  • What are some of your perceptions or beliefs about the population you will be serving?
  • What fear, if any, do you have about working in the community?
  • What do you hope to gain from this experience?

Reflection questions during the semester

  • How does your service learning experience relate to the learning objectives of the course?
  • What did you do at your site since the last reflection discussion?
  • What did you observe?
  • What did you learn?
  • What has worked? What hasn’t?
  • What do you think is (will be) the most valuable service you can offer at your site?
  • Is there something more you could do to contribute to the solution?

Reflection questions toward the end of the semester

  • What have you learned about yourself?
  • What have  you learned about your community?
  • What have you contributed to the community site?
  • What values, opinions, beliefs have changed?
  • What was the most important lesson learned
  • How have you been challenged?
  • What should others do about this issue?
  • What impact did you have on the community?

Journaling

Journaling offers students an opportunity to practice writing, analyze and articulate their service experience and record and document their progress toward their learning objectives. Each of the questions above can also be incorporated into a journaling assignment.

Examples of a journaling assignment:

  • In small groups or individually have students conduct a community scan. A community scan allows students to describe the community where they will be working. Have students take a drive or walk around the community and describe what they see. For example, have the students take notes of the people (age, gender, ethnicity, etc), activities and problems (e.g., litter, pollution, graffiti, homelessness) and where it is located. Count the number of businesses, government agencies, housing units, churches, etc. 

When the community scan is finished have students reflect on the following (can be done as an in class discussion) recording their answers in their journals.

  • What are the best things you discovered about your community?
  • Do you have a different picture of your community than you had before you began your search?
  • What new questions do you have?
  • What would you like to change about your community?    

Examples of journaling assignment questions:
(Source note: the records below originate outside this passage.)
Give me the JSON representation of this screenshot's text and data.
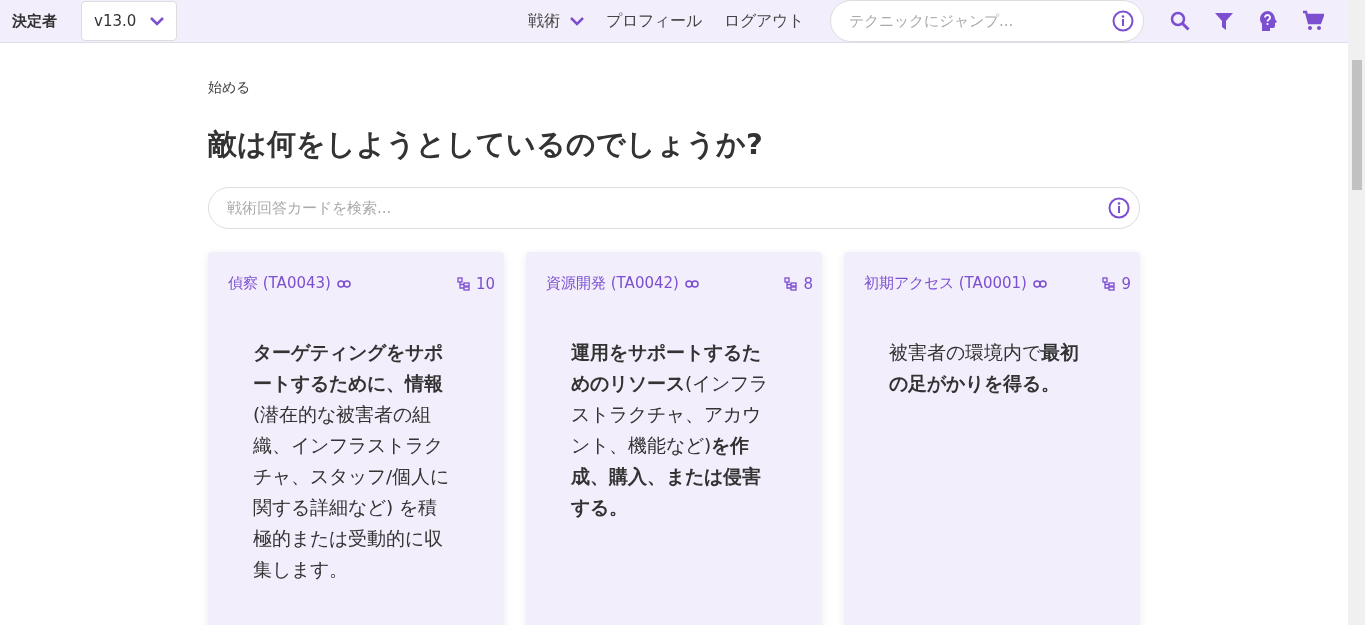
{
  "header": {
    "brand": "決定者",
    "version": "v13.0",
    "nav": [
      {
        "label": "戦術",
        "dropdown": true
      },
      {
        "label": "プロフィール",
        "dropdown": false
      },
      {
        "label": "ログアウト",
        "dropdown": false
      }
    ],
    "search": {
      "placeholder": "テクニックにジャンプ..."
    }
  },
  "breadcrumb": "始める",
  "title": "敵は何をしようとしているのでしょうか?",
  "card_search": {
    "placeholder": "戦術回答カードを検索..."
  },
  "cards": [
    {
      "title": "偵察 (TA0043)",
      "count": "10",
      "description": "**ターゲティングをサポートするために、情報** (潜在的な被害者の組織、インフラストラクチャ、スタッフ/個人に関する詳細など) を積極的または受動的に収集します。"
    },
    {
      "title": "資源開発 (TA0042)",
      "count": "8",
      "description": "**運用をサポートするためのリソース**(インフラストラクチャ、アカウント、機能など)**を作成、購入、または侵害する。**"
    },
    {
      "title": "初期アクセス (TA0001)",
      "count": "9",
      "description": "被害者の環境内で**最初の足がかりを得る。**"
    }
  ]
}
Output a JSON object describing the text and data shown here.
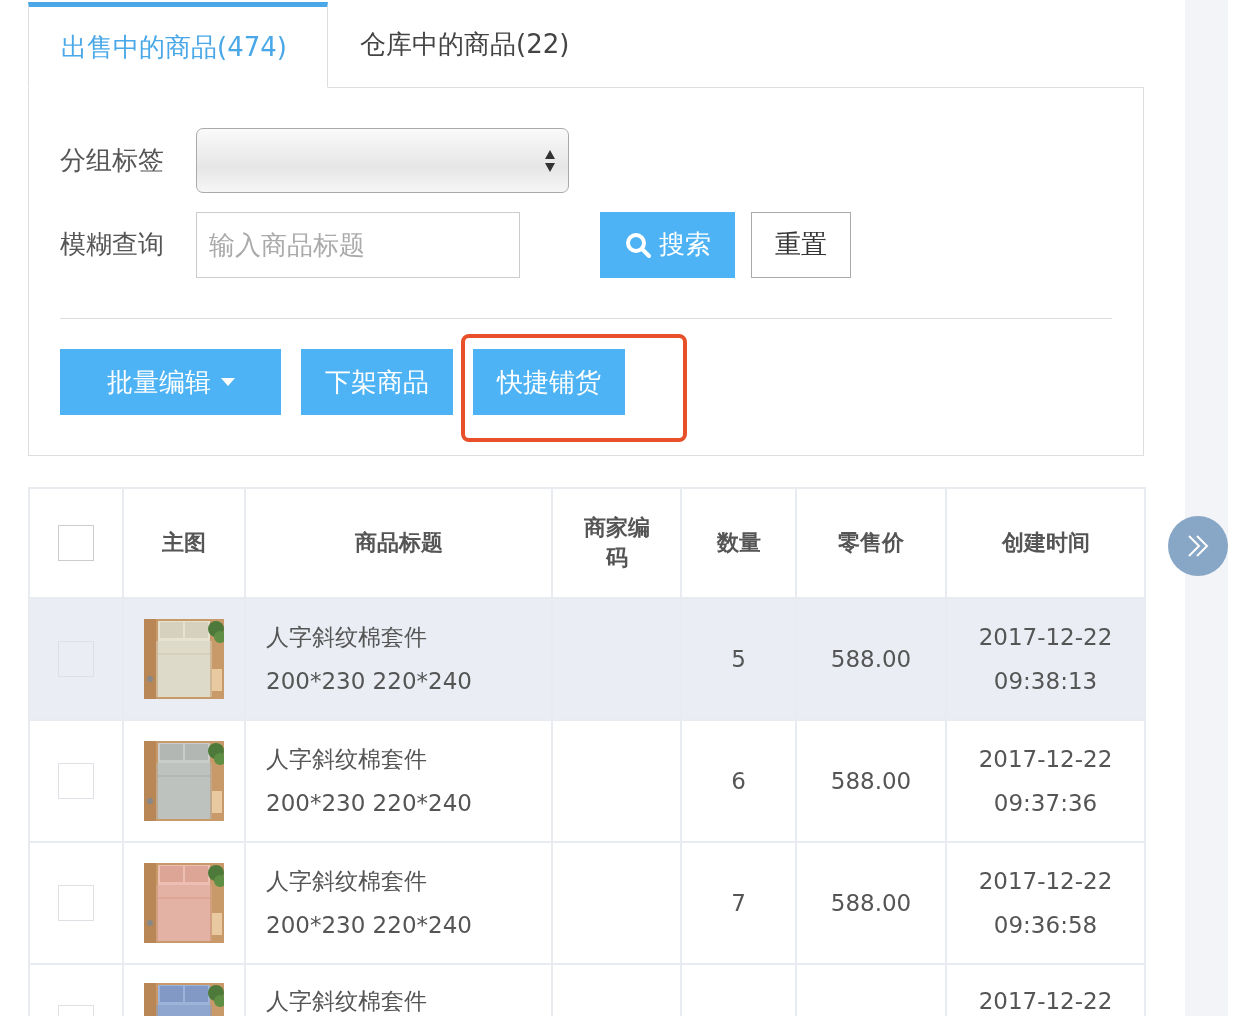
{
  "tabs": [
    {
      "label": "出售中的商品(474)",
      "selected": true
    },
    {
      "label": "仓库中的商品(22)",
      "selected": false
    }
  ],
  "filters": {
    "group_label": "分组标签",
    "fuzzy_label": "模糊查询",
    "search_field": {
      "placeholder": "输入商品标题"
    },
    "search_button": "搜索",
    "reset_button": "重置"
  },
  "actions": [
    {
      "label": "批量编辑",
      "kind": "dropdown",
      "highlighted": false
    },
    {
      "label": "下架商品",
      "kind": "plain",
      "highlighted": false
    },
    {
      "label": "快捷铺货",
      "kind": "plain",
      "highlighted": true
    }
  ],
  "table": {
    "select_all": {
      "checked": false
    },
    "columns": [
      "主图",
      "商品标题",
      "商家编码",
      "数量",
      "零售价",
      "创建时间"
    ],
    "rows": [
      {
        "checked": false,
        "hovered": true,
        "title_line1": "人字斜纹棉套件",
        "title_line2": "200*230 220*240",
        "quantity": "5",
        "price": "588.00",
        "date": "2017-12-22",
        "time": "09:38:13"
      },
      {
        "checked": false,
        "hovered": false,
        "title_line1": "人字斜纹棉套件",
        "title_line2": "200*230 220*240",
        "quantity": "6",
        "price": "588.00",
        "date": "2017-12-22",
        "time": "09:37:36"
      },
      {
        "checked": false,
        "hovered": false,
        "title_line1": "人字斜纹棉套件",
        "title_line2": "200*230 220*240",
        "quantity": "7",
        "price": "588.00",
        "date": "2017-12-22",
        "time": "09:36:58"
      },
      {
        "checked": false,
        "hovered": false,
        "title_line1": "人字斜纹棉套件",
        "date": "2017-12-22"
      }
    ]
  }
}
  • Describe your service-learning project. Include a description of the agency or organization you will be working for (i.e. what is their purpose? How big are they? What is their history? What is their mission? What are their goals?).
  • How is your service-learning experience related to the readings, discussions, and lectures in class?
  • How does the service-learning experience connect to your long-term goals?
  • What new skills have you learned since beginning your service?
  • What have you done this week to make a difference?
  • What characteristics make a community successful?
  • Report a civic experience you have had in the past. Include comments about what type of difference you made to those you served. How did you feel about your service? What if any attitudes or beliefs changed for you as a result of your service?
  • Describe what you have learned about yourself as a result of your service.
      

Papers

A final paper or several small papers throughout the semester may be an alternative to journaling.

Example: Describe the community site where you served, including the site’s mission and goals. What were your duties and responsibilities at the site? How has this experience changed your value and belief system? How has your service affected your own sense of civic responsibility? Explain why your service was important to you and the service learning site.

Portfolios

This is a way to present a collection of information obtained throughout the semester. It may include portions of a journal, pictures, poems, community site information, brochures etc. Portfolios can be presented formally or handed in at the end of the semester.

Presentations

This medium can be used to showcase a community site and can be accomplished in a large group, several small groups or individually.

Need More Reflection Ideas?

For more valuable reflection ideas and designs please click on the following links:

  • Northwest Service Reflection Toolkit  ( PDF , 502KB)
  • Campus Compact – Structured Reflection

 

Related Pages

  • CCE Home

Back to Top ↑
©